Expressions of interest in the Governments Joint Waste Authoritieshave come from 30 councils, the majority of which are around the M4 corridor. Published by the Department for Environment, Food and Rural Affairs, the list does not include any councils from the north of England.
The list has been published alongside guidance on JWAs, which is a precursor to new regulations coming into force on 18 February. This will enable neighbouring local authorities to form JWA partnerships.
A local authority expert told MRW that councils may not have yet come forward because they cant be bothered with negative publicitythey would get.
It could be that some councils have decided not to opt for JWAs for the same reasons they didnt come forward for the pay-as-you-throw trials, he said.
He also said that councils had a lot on their plate already coping with moving recycled material in the current market.
One group of councils in south Yorkshire (Barnsley, Doncaster and Rotherham) have already been working as a waste partnership for a number of years. The partnership recently finished a public consultation on a proposed joint strategic waste development plan covering the management of waste from 2010 to 2026. A further consultation to decide sites for future waste facilities is planned for March. But no plans to form a JWA have been announced.
The expert said the lack of northern expressions of interest could be a reflection of the political persuasions of particular councils.
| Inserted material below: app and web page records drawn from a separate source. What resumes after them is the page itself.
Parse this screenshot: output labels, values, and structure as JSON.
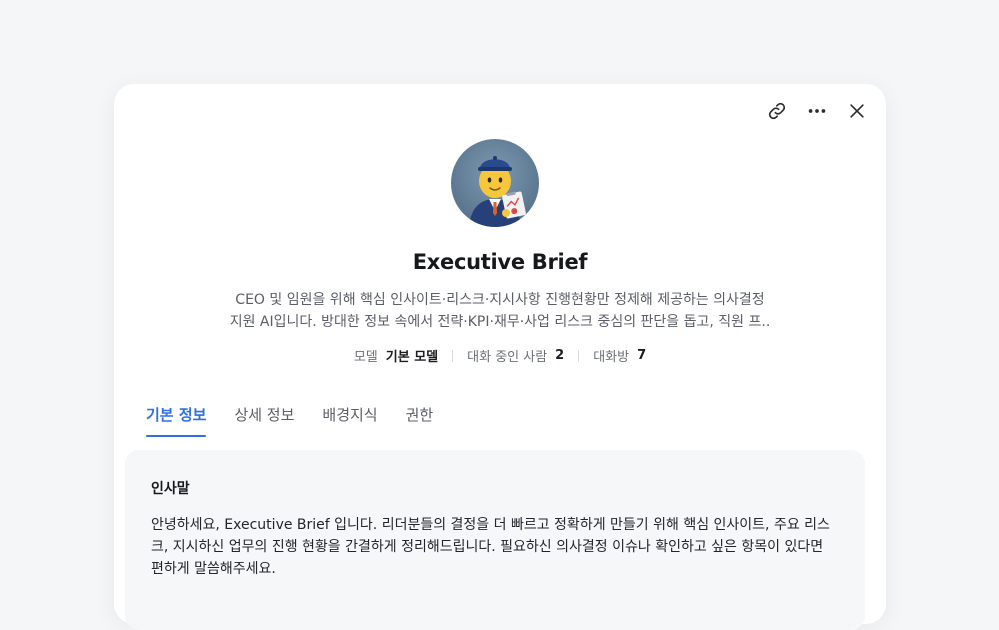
{
  "profile": {
    "name": "Executive Brief",
    "description_line1": "CEO 및 임원을 위해 핵심 인사이트·리스크·지시사항 진행현황만 정제해 제공하는 의사결정",
    "description_line2": "지원 AI입니다. 방대한 정보 속에서 전략·KPI·재무·사업 리스크 중심의 판단을 돕고, 직원 프.."
  },
  "meta": {
    "model_label": "모델",
    "model_value": "기본 모델",
    "chatting_label": "대화 중인 사람",
    "chatting_value": "2",
    "rooms_label": "대화방",
    "rooms_value": "7"
  },
  "tabs": [
    {
      "label": "기본 정보",
      "active": true
    },
    {
      "label": "상세 정보",
      "active": false
    },
    {
      "label": "배경지식",
      "active": false
    },
    {
      "label": "권한",
      "active": false
    }
  ],
  "greeting": {
    "title": "인사말",
    "line1": "안녕하세요, Executive Brief 입니다. 리더분들의 결정을 더 빠르고 정확하게 만들기 위해 핵심 인사이트, 주요 리스",
    "line2": "크, 지시하신 업무의 진행 현황을 간결하게 정리해드립니다. 필요하신 의사결정 이슈나 확인하고 싶은 항목이 있다면",
    "line3": "편하게 말씀해주세요."
  },
  "icons": {
    "link": "link-icon",
    "more": "more-horizontal-icon",
    "close": "close-icon"
  },
  "colors": {
    "accent": "#2f6fe0",
    "background": "#f5f6f8",
    "card": "#ffffff",
    "section": "#f6f7f9"
  }
}
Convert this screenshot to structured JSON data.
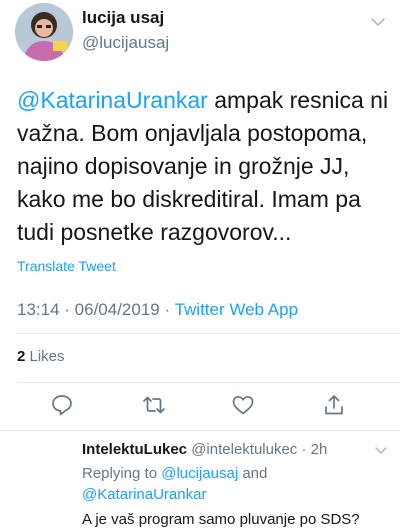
{
  "tweet": {
    "author_name": "lucija usaj",
    "author_handle": "@lucijausaj",
    "mention": "@KatarinaUrankar",
    "text": " ampak resnica ni važna. Bom onjavljala postopoma, najino dopisovanje in grožnje JJ, kako me bo diskreditiral. Imam pa tudi posnetke razgovorov...",
    "translate_label": "Translate Tweet",
    "time": "13:14",
    "separator": " · ",
    "date": "06/04/2019",
    "source": "Twitter Web App",
    "likes_count": "2",
    "likes_label": " Likes"
  },
  "actions": {
    "icons": [
      "comment-icon",
      "retweet-icon",
      "heart-icon",
      "share-icon"
    ]
  },
  "reply": {
    "author_name": "IntelektuLukec",
    "author_handle": " @intelektulukec",
    "time": "2h",
    "separator": " · ",
    "replying_prefix": "Replying to ",
    "mention_1": "@lucijausaj",
    "and_word": " and",
    "mention_2": "@KatarinaUrankar",
    "text": "A je vaš program samo pluvanje po SDS?"
  },
  "colors": {
    "accent": "#1da1f2",
    "secondary_text": "#657786",
    "primary_text": "#14171a",
    "divider": "#e1e8ed"
  }
}
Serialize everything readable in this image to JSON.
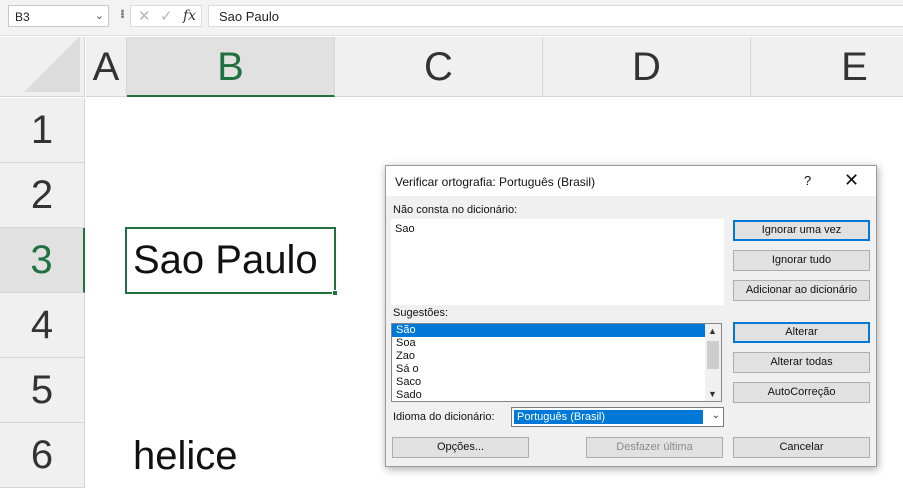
{
  "formula_bar": {
    "name_box": "B3",
    "name_box_chevron": "⌄",
    "cancel_glyph": "✕",
    "enter_glyph": "✓",
    "fx_glyph": "fx",
    "formula": "Sao Paulo"
  },
  "grid": {
    "columns": [
      "A",
      "B",
      "C",
      "D",
      "E"
    ],
    "rows": [
      "1",
      "2",
      "3",
      "4",
      "5",
      "6"
    ],
    "selected_column": "B",
    "selected_row": "3",
    "cells": {
      "B3": "Sao Paulo",
      "B6": "helice"
    },
    "accent_color": "#21703f"
  },
  "dialog": {
    "title": "Verificar ortografia: Português (Brasil)",
    "help_glyph": "?",
    "close_glyph": "✕",
    "not_found_label": "Não consta no dicionário:",
    "not_found_word": "Sao",
    "suggestions_label": "Sugestões:",
    "suggestions": [
      "São",
      "Soa",
      "Zao",
      "Sá o",
      "Saco",
      "Sado"
    ],
    "selected_suggestion": "São",
    "language_label": "Idioma do dicionário:",
    "language_value": "Português (Brasil)",
    "buttons": {
      "ignore_once": "Ignorar uma vez",
      "ignore_all": "Ignorar tudo",
      "add_to_dictionary": "Adicionar ao dicionário",
      "change": "Alterar",
      "change_all": "Alterar todas",
      "autocorrect": "AutoCorreção",
      "options": "Opções...",
      "undo_last": "Desfazer última",
      "cancel": "Cancelar"
    },
    "accent_color": "#0078d7"
  }
}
But, he added: Theres nothing necessarily distinctive about the groupings, it could be explained by a number of different things.